In 1724, Parker was implicated in financial irregularities, but he did not resign as Lord High Chancellor of Great Britain until 1725. In 1725, he was impeached and tried in the House of Lords. He was, unanimously, convicted of corruption for taking more than £100,000 in bribes (the equivalent of more than £11,000,000 today). He was fined £30,000 and placed in the Tower of London until payment was received. He was also struck off the roll of the Privy Council. He was a fabulously wealthy man, possibly because of his corruption, but as this money was confiscated, he had no resources to pay his fine.

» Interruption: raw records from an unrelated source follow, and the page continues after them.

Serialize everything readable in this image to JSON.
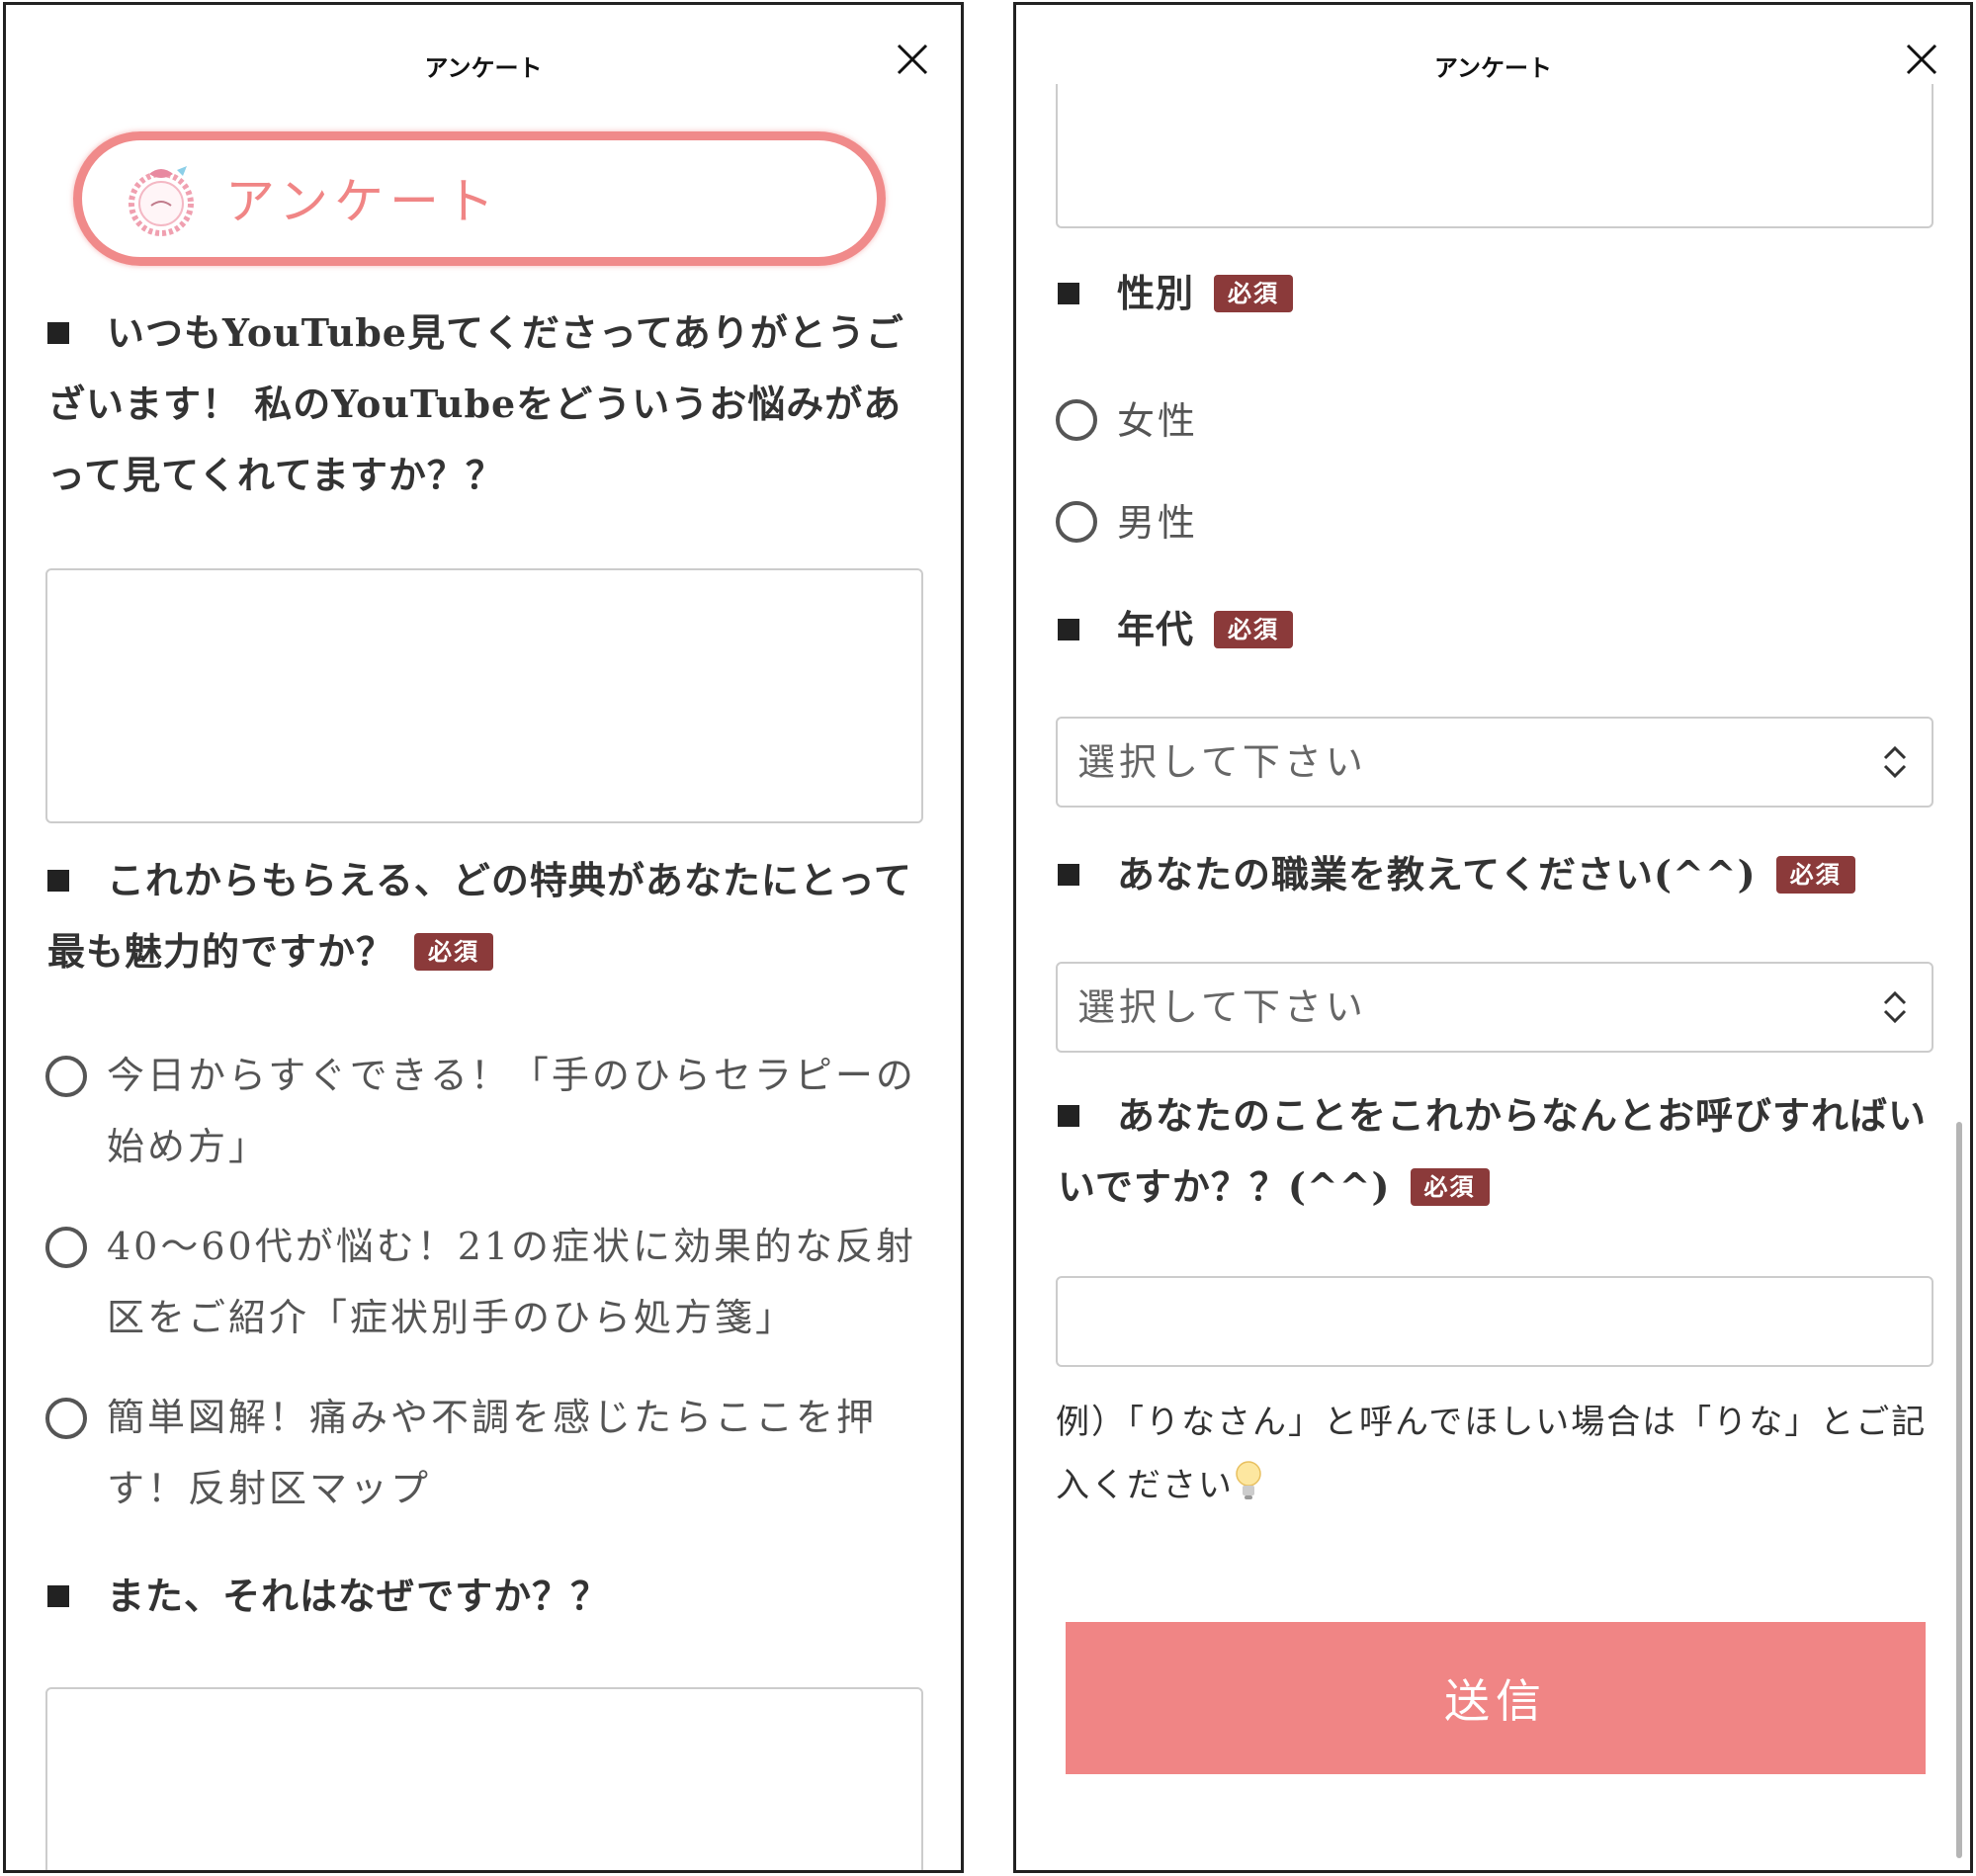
{
  "header": {
    "title": "アンケート"
  },
  "banner": {
    "title": "アンケート"
  },
  "left": {
    "q1": "いつもYouTube見てくださってありがとうございます！ 私のYouTubeをどういうお悩みがあって見てくれてますか？？",
    "q2": "これからもらえる、どの特典があなたにとって最も魅力的ですか？",
    "q2_required": "必須",
    "q2_options": [
      "今日からすぐできる！「手のひらセラピーの始め方」",
      "40〜60代が悩む！21の症状に効果的な反射区をご紹介「症状別手のひら処方箋」",
      "簡単図解！痛みや不調を感じたらここを押す！反射区マップ"
    ],
    "q3": "また、それはなぜですか？？"
  },
  "right": {
    "gender_label": "性別",
    "gender_required": "必須",
    "gender_options": [
      "女性",
      "男性"
    ],
    "age_label": "年代",
    "age_required": "必須",
    "age_select_value": "選択して下さい",
    "job_label": "あなたの職業を教えてください(^^)",
    "job_required": "必須",
    "job_select_value": "選択して下さい",
    "name_label": "あなたのことをこれからなんとお呼びすればいいですか？？(^^)",
    "name_required": "必須",
    "name_example": "例）「りなさん」と呼んでほしい場合は「りな」とご記入ください",
    "submit_label": "送信"
  },
  "colors": {
    "accent": "#f08585",
    "required_badge": "#8b3a3a",
    "border": "#cccccc"
  },
  "icons": [
    "close-icon",
    "chevron-up-down-icon",
    "lightbulb-icon",
    "wreath-logo-icon"
  ]
}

He spent most of the rest of his life at Shirburn Castle. He died in Soho Square, London on 28 April 1732 and was buried at Shirburn.[3]

Parker became a Fellow of the Royal Society in 1713. He was also a friend of Bernard de Mandeville, whose satirical Fable of the Bees became highly controversial in the 1720s. He had a grammar school built at Leek, his home town. He was, however, a pallbearer at the funeral of Sir Isaac Newton in 1727.

ReferencesEdit

  1. ^ Debrett's Peerage, 1968, p.723
  2. ^ "Parker, Thomas (PRKR685T)". A Cambridge Alumni Database. University of Cambridge.
  3. ^ a b c d "PARKER, Thomas (1667-1732), of Bridge Street, Derby, and Essex Street, London". History of Parliament Online. Retrieved 3 June 2019.

External linksEdit

Parliament of England
Preceded by
John Harpur
Thomas Stanhope
Member of Parliament for Derby
1705–1707
With: Lord James Cavendish
Parliament of Great Britain
Parliament of Great Britain
Parliament of England Member of Parliament for Derby
17071710
With: Lord James Cavendish
Succeeded by
Lord James Cavendish
Richard Pye
Legal offices
Preceded by
Sir John Holt
Lord Chief Justice of the King's Bench
1710–1718
Succeeded by
Sir John Pratt
Political offices
Preceded by
The Lord Cowper
Lord High Chancellor of Great Britain
1718–1725
In commission
Title next held by
The Lord King
Honorary titles
Preceded by
The Earl of Northampton
Custos Rotulorum of Warwickshire
1719–1728
Succeeded by
The Duke of Montagu
Peerage of Great Britain
New creation Earl of Macclesfield
1721–1732
Succeeded by
George Parker
Baron Parker
1714–1732